» ASSIGNMENT: In full and word for word, return the listing that follows.
-.-.-
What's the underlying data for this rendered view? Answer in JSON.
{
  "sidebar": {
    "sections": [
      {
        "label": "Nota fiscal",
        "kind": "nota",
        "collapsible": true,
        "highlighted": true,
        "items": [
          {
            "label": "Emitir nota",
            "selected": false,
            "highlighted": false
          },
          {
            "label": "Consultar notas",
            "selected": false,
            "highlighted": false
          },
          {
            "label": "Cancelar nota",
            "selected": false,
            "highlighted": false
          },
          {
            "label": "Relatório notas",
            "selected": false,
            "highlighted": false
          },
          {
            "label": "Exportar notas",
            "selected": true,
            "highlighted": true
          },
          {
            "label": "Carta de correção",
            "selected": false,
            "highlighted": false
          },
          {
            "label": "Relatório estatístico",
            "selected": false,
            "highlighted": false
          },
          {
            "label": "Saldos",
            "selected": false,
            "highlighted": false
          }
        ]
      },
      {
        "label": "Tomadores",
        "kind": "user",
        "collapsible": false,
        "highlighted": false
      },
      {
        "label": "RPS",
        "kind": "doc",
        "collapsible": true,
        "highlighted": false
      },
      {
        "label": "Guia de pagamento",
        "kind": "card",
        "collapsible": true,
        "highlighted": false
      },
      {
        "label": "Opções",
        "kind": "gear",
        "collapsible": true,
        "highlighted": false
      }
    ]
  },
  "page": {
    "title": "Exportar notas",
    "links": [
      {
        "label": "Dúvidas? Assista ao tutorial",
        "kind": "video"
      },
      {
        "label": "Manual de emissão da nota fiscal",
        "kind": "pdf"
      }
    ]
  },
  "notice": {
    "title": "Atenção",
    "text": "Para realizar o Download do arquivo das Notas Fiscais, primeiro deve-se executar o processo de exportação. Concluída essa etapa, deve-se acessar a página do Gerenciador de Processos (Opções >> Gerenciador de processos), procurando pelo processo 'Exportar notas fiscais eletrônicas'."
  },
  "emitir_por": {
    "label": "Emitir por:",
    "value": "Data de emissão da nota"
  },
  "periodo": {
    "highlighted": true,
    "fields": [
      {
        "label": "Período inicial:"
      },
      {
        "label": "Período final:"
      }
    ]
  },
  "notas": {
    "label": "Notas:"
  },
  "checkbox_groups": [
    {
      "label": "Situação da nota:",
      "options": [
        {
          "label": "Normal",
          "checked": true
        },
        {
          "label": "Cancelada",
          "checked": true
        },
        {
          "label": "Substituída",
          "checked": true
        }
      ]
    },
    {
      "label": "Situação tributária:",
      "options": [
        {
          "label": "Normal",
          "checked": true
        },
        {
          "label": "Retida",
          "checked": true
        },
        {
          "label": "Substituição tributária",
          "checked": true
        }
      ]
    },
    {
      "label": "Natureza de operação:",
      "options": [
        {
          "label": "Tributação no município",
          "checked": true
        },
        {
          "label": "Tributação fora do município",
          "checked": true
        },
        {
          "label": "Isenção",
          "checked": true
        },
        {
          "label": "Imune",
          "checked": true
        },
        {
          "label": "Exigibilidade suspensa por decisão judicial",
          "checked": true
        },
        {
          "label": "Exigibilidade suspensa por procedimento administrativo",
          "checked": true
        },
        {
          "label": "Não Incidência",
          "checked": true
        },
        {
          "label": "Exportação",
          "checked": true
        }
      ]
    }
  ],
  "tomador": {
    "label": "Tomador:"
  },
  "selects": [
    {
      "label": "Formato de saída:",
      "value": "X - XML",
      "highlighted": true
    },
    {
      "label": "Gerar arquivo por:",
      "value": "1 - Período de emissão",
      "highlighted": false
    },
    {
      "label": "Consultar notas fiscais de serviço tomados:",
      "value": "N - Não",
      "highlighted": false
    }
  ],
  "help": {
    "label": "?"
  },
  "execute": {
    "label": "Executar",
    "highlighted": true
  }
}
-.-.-
» RESULT:
What's the underlying data for this rendered view? Answer in JSON.
{
  "sidebar": {
    "sections": [
      {
        "label": "Nota fiscal",
        "kind": "nota",
        "collapsible": true,
        "highlighted": true,
        "items": [
          {
            "label": "Emitir nota",
            "selected": false,
            "highlighted": false
          },
          {
            "label": "Consultar notas",
            "selected": false,
            "highlighted": false
          },
          {
            "label": "Cancelar nota",
            "selected": false,
            "highlighted": false
          },
          {
            "label": "Relatório notas",
            "selected": false,
            "highlighted": false
          },
          {
            "label": "Exportar notas",
            "selected": true,
            "highlighted": true
          },
          {
            "label": "Carta de correção",
            "selected": false,
            "highlighted": false
          },
          {
            "label": "Relatório estatístico",
            "selected": false,
            "highlighted": false
          },
          {
            "label": "Saldos",
            "selected": false,
            "highlighted": false
          }
        ]
      },
      {
        "label": "Tomadores",
        "kind": "user",
        "collapsible": false,
        "highlighted": false
      },
      {
        "label": "RPS",
        "kind": "doc",
        "collapsible": true,
        "highlighted": false
      },
      {
        "label": "Guia de pagamento",
        "kind": "card",
        "collapsible": true,
        "highlighted": false
      },
      {
        "label": "Opções",
        "kind": "gear",
        "collapsible": true,
        "highlighted": false
      }
    ]
  },
  "page": {
    "title": "Exportar notas",
    "links": [
      {
        "label": "Dúvidas? Assista ao tutorial",
        "kind": "video"
      },
      {
        "label": "Manual de emissão da nota fiscal",
        "kind": "pdf"
      }
    ]
  },
  "notice": {
    "title": "Atenção",
    "text": "Para realizar o Download do arquivo das Notas Fiscais, primeiro deve-se executar o processo de exportação. Concluída essa etapa, deve-se acessar a página do Gerenciador de Processos (Opções >> Gerenciador de processos), procurando pelo processo 'Exportar notas fiscais eletrônicas'."
  },
  "emitir_por": {
    "label": "Emitir por:",
    "value": "Data de emissão da nota"
  },
  "periodo": {
    "highlighted": true,
    "fields": [
      {
        "label": "Período inicial:"
      },
      {
        "label": "Período final:"
      }
    ]
  },
  "notas": {
    "label": "Notas:"
  },
  "checkbox_groups": [
    {
      "label": "Situação da nota:",
      "options": [
        {
          "label": "Normal",
          "checked": true
        },
        {
          "label": "Cancelada",
          "checked": true
        },
        {
          "label": "Substituída",
          "checked": true
        }
      ]
    },
    {
      "label": "Situação tributária:",
      "options": [
        {
          "label": "Normal",
          "checked": true
        },
        {
          "label": "Retida",
          "checked": true
        },
        {
          "label": "Substituição tributária",
          "checked": true
        }
      ]
    },
    {
      "label": "Natureza de operação:",
      "options": [
        {
          "label": "Tributação no município",
          "checked": true
        },
        {
          "label": "Tributação fora do município",
          "checked": true
        },
        {
          "label": "Isenção",
          "checked": true
        },
        {
          "label": "Imune",
          "checked": true
        },
        {
          "label": "Exigibilidade suspensa por decisão judicial",
          "checked": true
        },
        {
          "label": "Exigibilidade suspensa por procedimento administrativo",
          "checked": true
        },
        {
          "label": "Não Incidência",
          "checked": true
        },
        {
          "label": "Exportação",
          "checked": true
        }
      ]
    }
  ],
  "tomador": {
    "label": "Tomador:"
  },
  "selects": [
    {
      "label": "Formato de saída:",
      "value": "X - XML",
      "highlighted": true
    },
    {
      "label": "Gerar arquivo por:",
      "value": "1 - Período de emissão",
      "highlighted": false
    },
    {
      "label": "Consultar notas fiscais de serviço tomados:",
      "value": "N - Não",
      "highlighted": false
    }
  ],
  "help": {
    "label": "?"
  },
  "execute": {
    "label": "Executar",
    "highlighted": true
  }
}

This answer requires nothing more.